Aaron Ramsey 'felt calm, confident' taking Panenka penalty kick for Wales
Aaron Ramsey has said he overcame Serbia goalkeeper Vladimir Stojkovic's attempts at mind games to score a Panenka penalty in Wales' 1-1 draw against Serbia on Sunday.
Ramsey netted from the spot in the World Cup qualifying draw in Belgrade, updating the famous spot-kick of Czechoslovakia great Antonin Panenka by lifting the ball into the corner rather than down the middle of the goal.
The Arsenal midfielder chipped the ball past Stojkovic in the 35th-minute as the Serbia goalkeeper dived in to the opposite corner.
The penalty made famous by Panenka -- the shoot-out winner in the 1976 European Championship final against West Germany -- was scored at the same stadium.
"I didn't know, but that is quite a nice touch," Ramsey said when told about the Panenka penalty, which was also scored at the same end of the Rajko Mitic Stadium. "I felt calm, I felt confident in the situation. The keeper asked for the ball so I gave him the ball and he said, 'I'm going to stay in the middle, you're going to go down the middle.'
"So I went in the right hand corner. Thankfully it went in."
Ramsey said his 12th Wales goal was the first Panenka penalty he had taken in his career.
"I knew what I was going to do before stepping up and taking it. I'm just happy it went in," Ramsey said.
Asked about the consequences of missing in that fashion, he added: "That is the risk you take. You know, I am out there to enjoy myself as well, and though it was a big occasion, a big moment in this qualification campaign, I felt calm and comfortable doing it. I'm gutted we couldn't hold on to the win. But it is a good point in the end."
Wales manager Chris Coleman was delighted with Ramsey's performance but said he was surprised by the choice of penalty.
"I'm pretty sure that he [Ramsey] probably hasn't even seen it," manager Coleman said of the Panenka spot-kick. "It's identical. It's what we thought as soon as he did it.
"But I don't think that would have been in Aaron's thinking. I didn't see that coming if I'm honest with you. But I had no doubt he'd score because he's playing with such confidence at the moment, his overall performance was absolutely outstanding.
"He seems to thrive on that responsibility, it's not the first time he's run a game for us. His input was immense."
Coleman felt Wales had learned the lessons of history after a 6-1 thrashing on their last visit to Serbia nearly five years ago, a result which almost ended Coleman's tenure before it had properly began.
"I think we learned a lot from Serbia five years ago when we were beaten heavily, so we knew we had to come here and play hard," Coleman said. "We had a game plan and the players stuck to that, I'm really proud of them.
"I felt at the end we were looking to win it, we had two or three breakaways where it could have been different. "It was a tough game but, overall, we'll be happier with a point than Serbia. It was a game we couldn't lose against a good team, but we thrived on that pressure and I'm really proud of the team.
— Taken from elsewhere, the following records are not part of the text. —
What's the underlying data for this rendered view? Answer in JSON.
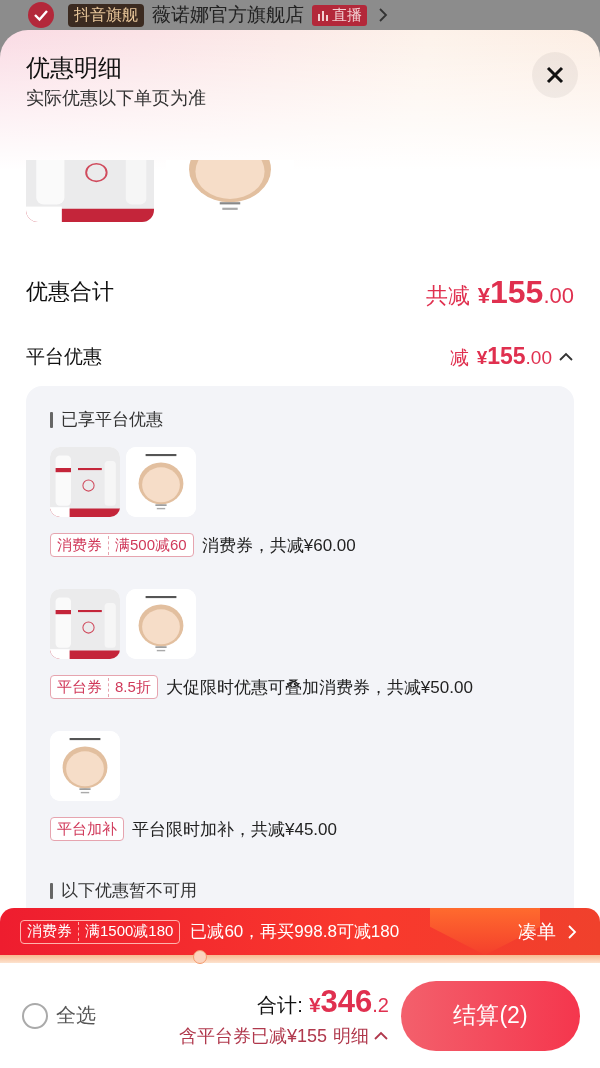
{
  "store_bar": {
    "checked": true,
    "badge": "抖音旗舰",
    "name": "薇诺娜官方旗舰店",
    "live": "直播"
  },
  "sheet": {
    "title": "优惠明细",
    "subtitle": "实际优惠以下单页为准"
  },
  "products": [
    {
      "kind": "cleanser"
    },
    {
      "kind": "compact"
    }
  ],
  "summary": [
    {
      "kind": "total",
      "label": "优惠合计",
      "prefix": "共减",
      "currency": "¥",
      "integer": "155",
      "decimal": ".00"
    },
    {
      "kind": "platform",
      "label": "平台优惠",
      "prefix": "减",
      "currency": "¥",
      "integer": "155",
      "decimal": ".00",
      "expanded": true
    }
  ],
  "sections": [
    {
      "heading": "已享平台优惠",
      "discounts": [
        {
          "products": [
            {
              "kind": "cleanser"
            },
            {
              "kind": "compact"
            }
          ],
          "tag": "消费券",
          "condition": "满500减60",
          "text": "消费券，共减¥60.00"
        },
        {
          "products": [
            {
              "kind": "cleanser"
            },
            {
              "kind": "compact"
            }
          ],
          "tag": "平台券",
          "condition": "8.5折",
          "text": "大促限时优惠可叠加消费券，共减¥50.00"
        },
        {
          "products": [
            {
              "kind": "compact"
            }
          ],
          "tag": "平台加补",
          "text": "平台限时加补，共减¥45.00"
        }
      ]
    },
    {
      "heading": "以下优惠暂不可用"
    }
  ],
  "promo_bar": {
    "tag": "消费券",
    "condition": "满1500减180",
    "text": "已减60，再买998.8可减180",
    "action": "凑单"
  },
  "footer": {
    "select_all": {
      "label": "全选",
      "checked": false
    },
    "total_label": "合计:",
    "currency": "¥",
    "integer": "346",
    "decimal": ".2",
    "saved": "含平台券已减¥155",
    "detail": "明细",
    "detail_expanded": true,
    "checkout": "结算(2)"
  }
}
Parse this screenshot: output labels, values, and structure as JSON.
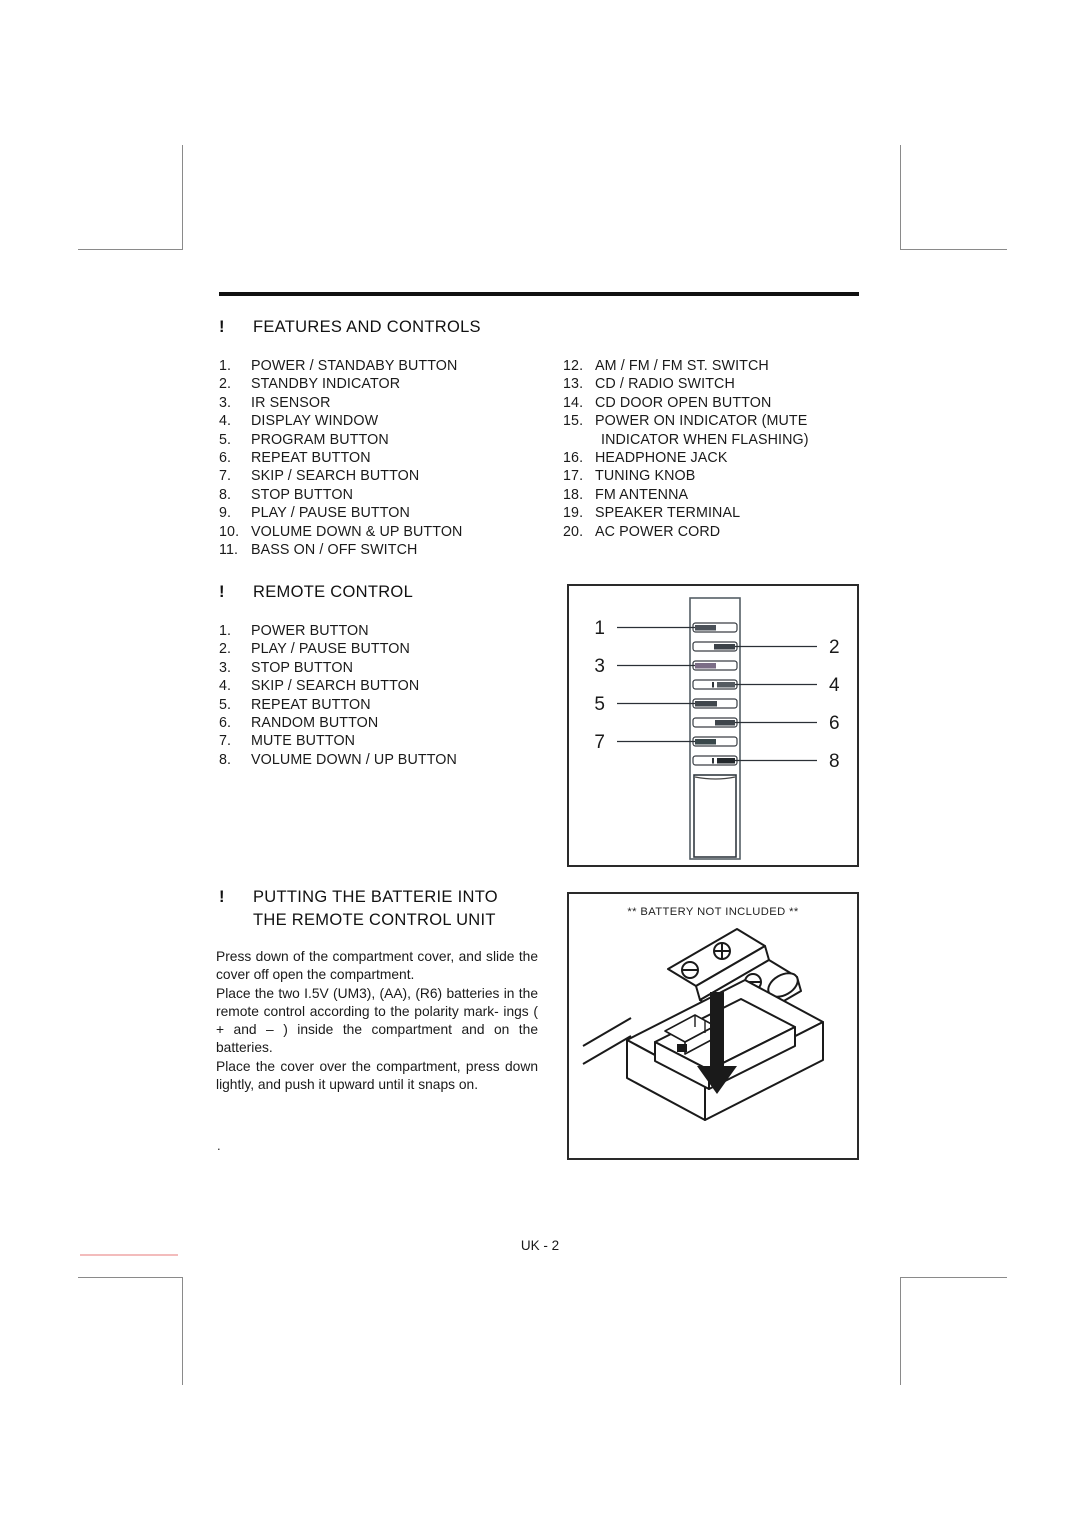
{
  "document": {
    "footer_page_label": "UK - 2"
  },
  "features_section": {
    "bullet": "!",
    "title": "FEATURES AND CONTROLS",
    "left_items": [
      {
        "num": "1.",
        "label": "POWER / STANDABY BUTTON"
      },
      {
        "num": "2.",
        "label": "STANDBY INDICATOR"
      },
      {
        "num": "3.",
        "label": "IR SENSOR"
      },
      {
        "num": "4.",
        "label": "DISPLAY WINDOW"
      },
      {
        "num": "5.",
        "label": "PROGRAM BUTTON"
      },
      {
        "num": "6.",
        "label": "REPEAT BUTTON"
      },
      {
        "num": "7.",
        "label": "SKIP / SEARCH BUTTON"
      },
      {
        "num": "8.",
        "label": "STOP BUTTON"
      },
      {
        "num": "9.",
        "label": "PLAY / PAUSE BUTTON"
      },
      {
        "num": "10.",
        "label": "VOLUME DOWN & UP BUTTON"
      },
      {
        "num": "11.",
        "label": "BASS ON / OFF SWITCH"
      }
    ],
    "right_items": [
      {
        "num": "12.",
        "label": "AM / FM / FM ST. SWITCH"
      },
      {
        "num": "13.",
        "label": "CD / RADIO SWITCH"
      },
      {
        "num": "14.",
        "label": "CD DOOR OPEN BUTTON"
      },
      {
        "num": "15.",
        "label": "POWER ON INDICATOR (MUTE"
      },
      {
        "num": "",
        "label": "INDICATOR WHEN FLASHING)",
        "continuation": true
      },
      {
        "num": "16.",
        "label": "HEADPHONE JACK"
      },
      {
        "num": "17.",
        "label": "TUNING KNOB"
      },
      {
        "num": "18.",
        "label": "FM ANTENNA"
      },
      {
        "num": "19.",
        "label": "SPEAKER TERMINAL"
      },
      {
        "num": "20.",
        "label": "AC POWER CORD"
      }
    ]
  },
  "remote_section": {
    "bullet": "!",
    "title": "REMOTE CONTROL",
    "items": [
      {
        "num": "1.",
        "label": "POWER BUTTON"
      },
      {
        "num": "2.",
        "label": "PLAY / PAUSE BUTTON"
      },
      {
        "num": "3.",
        "label": "STOP BUTTON"
      },
      {
        "num": "4.",
        "label": "SKIP / SEARCH BUTTON"
      },
      {
        "num": "5.",
        "label": "REPEAT BUTTON"
      },
      {
        "num": "6.",
        "label": "RANDOM BUTTON"
      },
      {
        "num": "7.",
        "label": "MUTE BUTTON"
      },
      {
        "num": "8.",
        "label": "VOLUME DOWN / UP BUTTON"
      }
    ],
    "figure_callouts": [
      "1",
      "2",
      "3",
      "4",
      "5",
      "6",
      "7",
      "8"
    ]
  },
  "battery_section": {
    "bullet": "!",
    "title_line1": "PUTTING THE BATTERIE INTO",
    "title_line2": "THE REMOTE CONTROL UNIT",
    "paragraphs": [
      "Press down of the compartment cover, and slide the cover off open the compartment.",
      "Place the two I.5V (UM3), (AA), (R6) batteries in the remote control according to the polarity mark- ings ( +  and  – ) inside the compartment and on the batteries.",
      "Place the cover over the compartment, press down lightly, and push it upward until it snaps on."
    ],
    "stray_mark": ".",
    "figure_note": "**  BATTERY NOT INCLUDED  **"
  },
  "colors": {
    "ink": "#1a1a1a",
    "rule": "#111111",
    "box_border": "#2a2a2a",
    "crop_mark": "#8a8a8a",
    "pink_rule": "#f3bcbc"
  }
}
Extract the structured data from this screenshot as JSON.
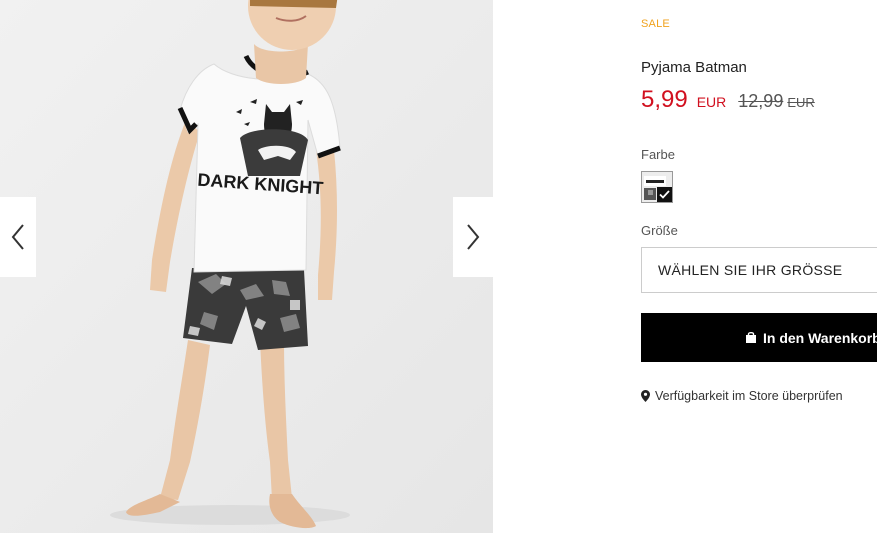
{
  "gallery": {
    "prev_icon": "chevron-left-icon",
    "next_icon": "chevron-right-icon",
    "shirt_print_text": "DARK KNIGHT"
  },
  "product": {
    "badge": "SALE",
    "title": "Pyjama Batman",
    "price": {
      "current": "5,99",
      "currency": "EUR",
      "old": "12,99",
      "old_currency": "EUR"
    },
    "color_label": "Farbe",
    "size_label": "Größe",
    "size_placeholder": "WÄHLEN SIE IHR GRÖSSE",
    "cart_button_label": "In den Warenkorb",
    "store_check_label": "Verfügbarkeit im Store überprüfen"
  },
  "colors": {
    "sale": "#f0a21d",
    "price": "#d1101f",
    "button_bg": "#000000"
  }
}
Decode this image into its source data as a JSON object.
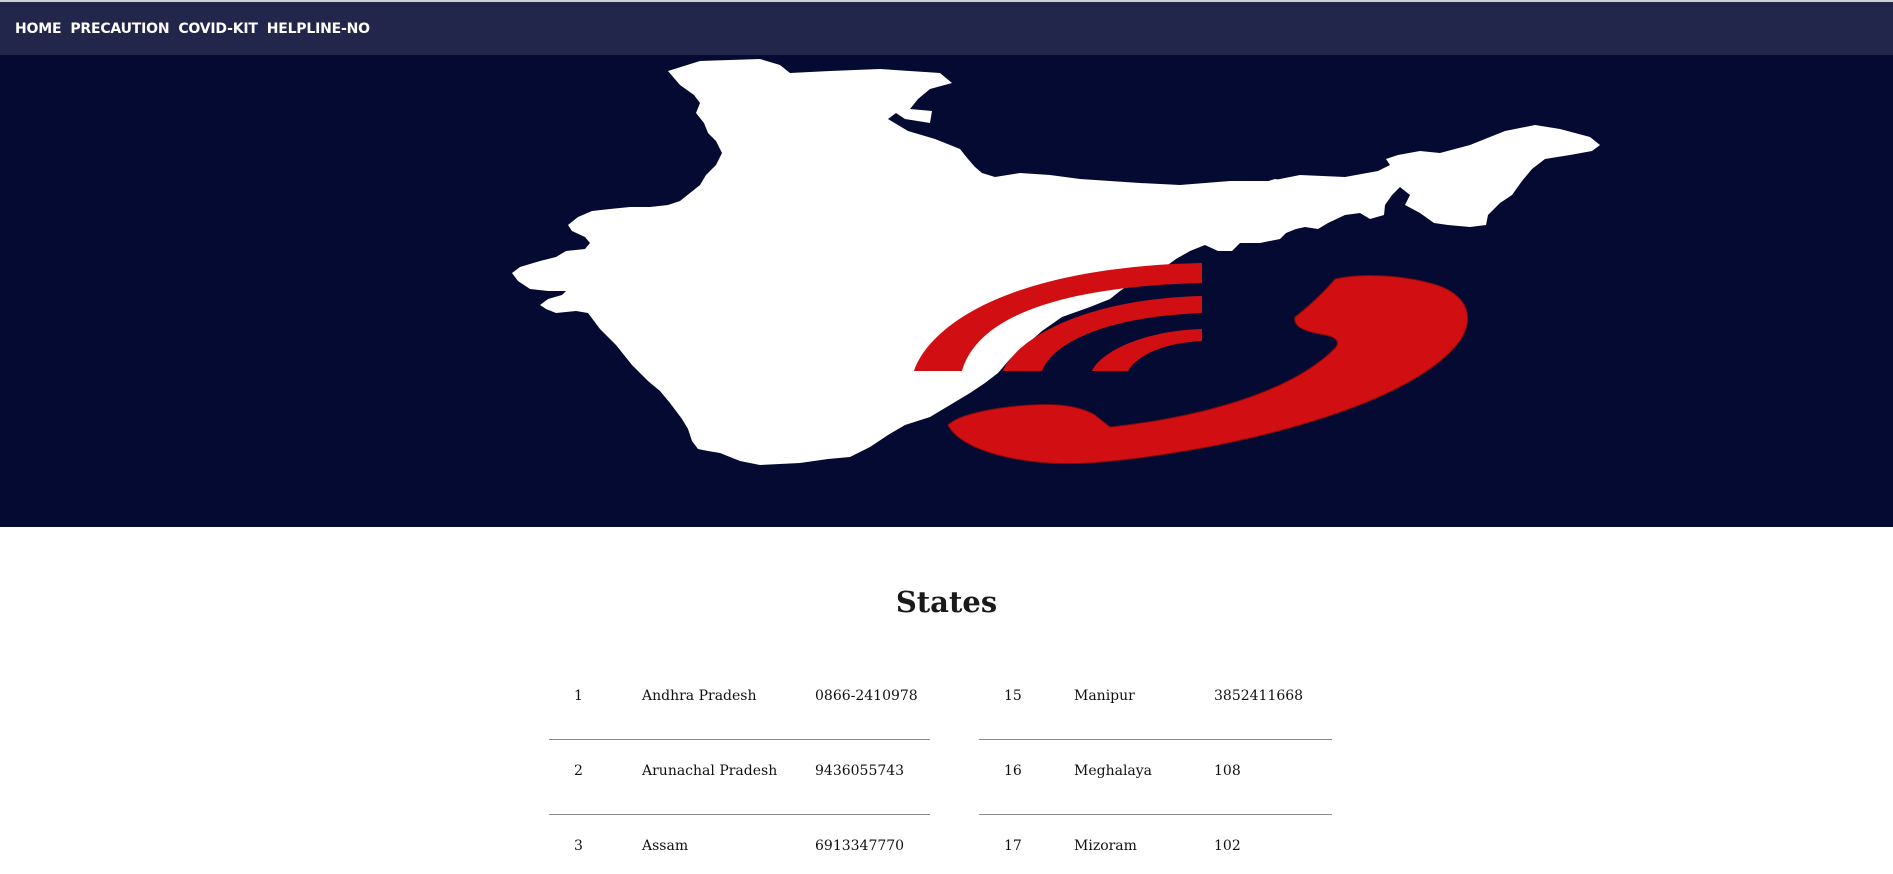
{
  "nav": {
    "items": [
      {
        "label": "HOME"
      },
      {
        "label": "PRECAUTION"
      },
      {
        "label": "COVID-KIT"
      },
      {
        "label": "HELPLINE-NO"
      }
    ]
  },
  "hero": {
    "image": "india-map-helpline-phone-illustration",
    "colors": {
      "background": "#050a32",
      "map": "#ffffff",
      "phone": "#d10f12"
    }
  },
  "states_section": {
    "title": "States",
    "left_rows": [
      {
        "no": "1",
        "state": "Andhra Pradesh",
        "phone": "0866-2410978"
      },
      {
        "no": "2",
        "state": "Arunachal Pradesh",
        "phone": "9436055743"
      },
      {
        "no": "3",
        "state": "Assam",
        "phone": "6913347770"
      }
    ],
    "right_rows": [
      {
        "no": "15",
        "state": "Manipur",
        "phone": "3852411668"
      },
      {
        "no": "16",
        "state": "Meghalaya",
        "phone": "108"
      },
      {
        "no": "17",
        "state": "Mizoram",
        "phone": "102"
      }
    ]
  }
}
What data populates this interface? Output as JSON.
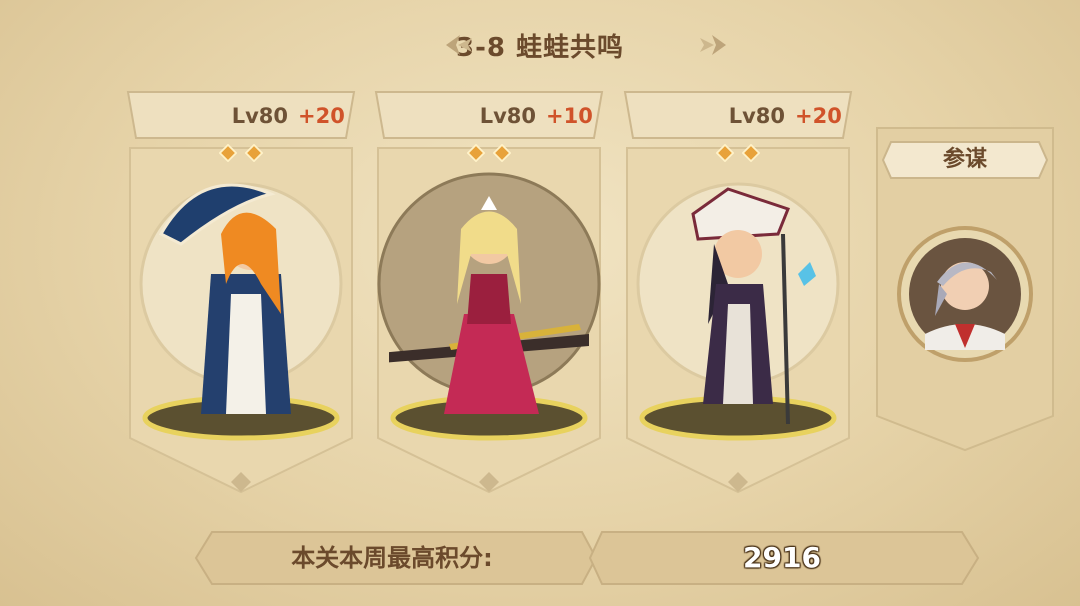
{
  "title": "3-8 蛙蛙共鸣",
  "heroes": [
    {
      "level": "Lv80",
      "bonus": "+20",
      "stars": 2,
      "portrait_icon": "hero-umbrella-lady-figure",
      "accent": "#1f3f6e"
    },
    {
      "level": "Lv80",
      "bonus": "+10",
      "stars": 2,
      "portrait_icon": "hero-blonde-lancer-figure",
      "accent": "#c42a55"
    },
    {
      "level": "Lv80",
      "bonus": "+20",
      "stars": 2,
      "portrait_icon": "hero-pirate-hat-figure",
      "accent": "#3b2b47"
    }
  ],
  "advisor": {
    "label": "参谋",
    "portrait_icon": "advisor-silver-hair-portrait"
  },
  "score": {
    "label": "本关本周最高积分:",
    "value": "2916"
  },
  "colors": {
    "background": "#ead9b2",
    "text_brown": "#6b4a2c",
    "bonus_orange": "#d0532a",
    "gold": "#d7b54c"
  }
}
"The group is still very much in the balance. We're still chasing, four points, but let's see what happens."
Serbia manager Slavoljub Muslin felt his side had struggled to rise to the occasion at the start with the Rajko Mitic Stadium close to capacity.
"We didn't start very well, maybe the full house and supporters added too much pressure for the players," Muslin said. "They were too eager to win and impress, that's why they didn't start well.
"There is disappointment with the draw, but we kept first place in the group thanks to the draw between Ireland and Austria."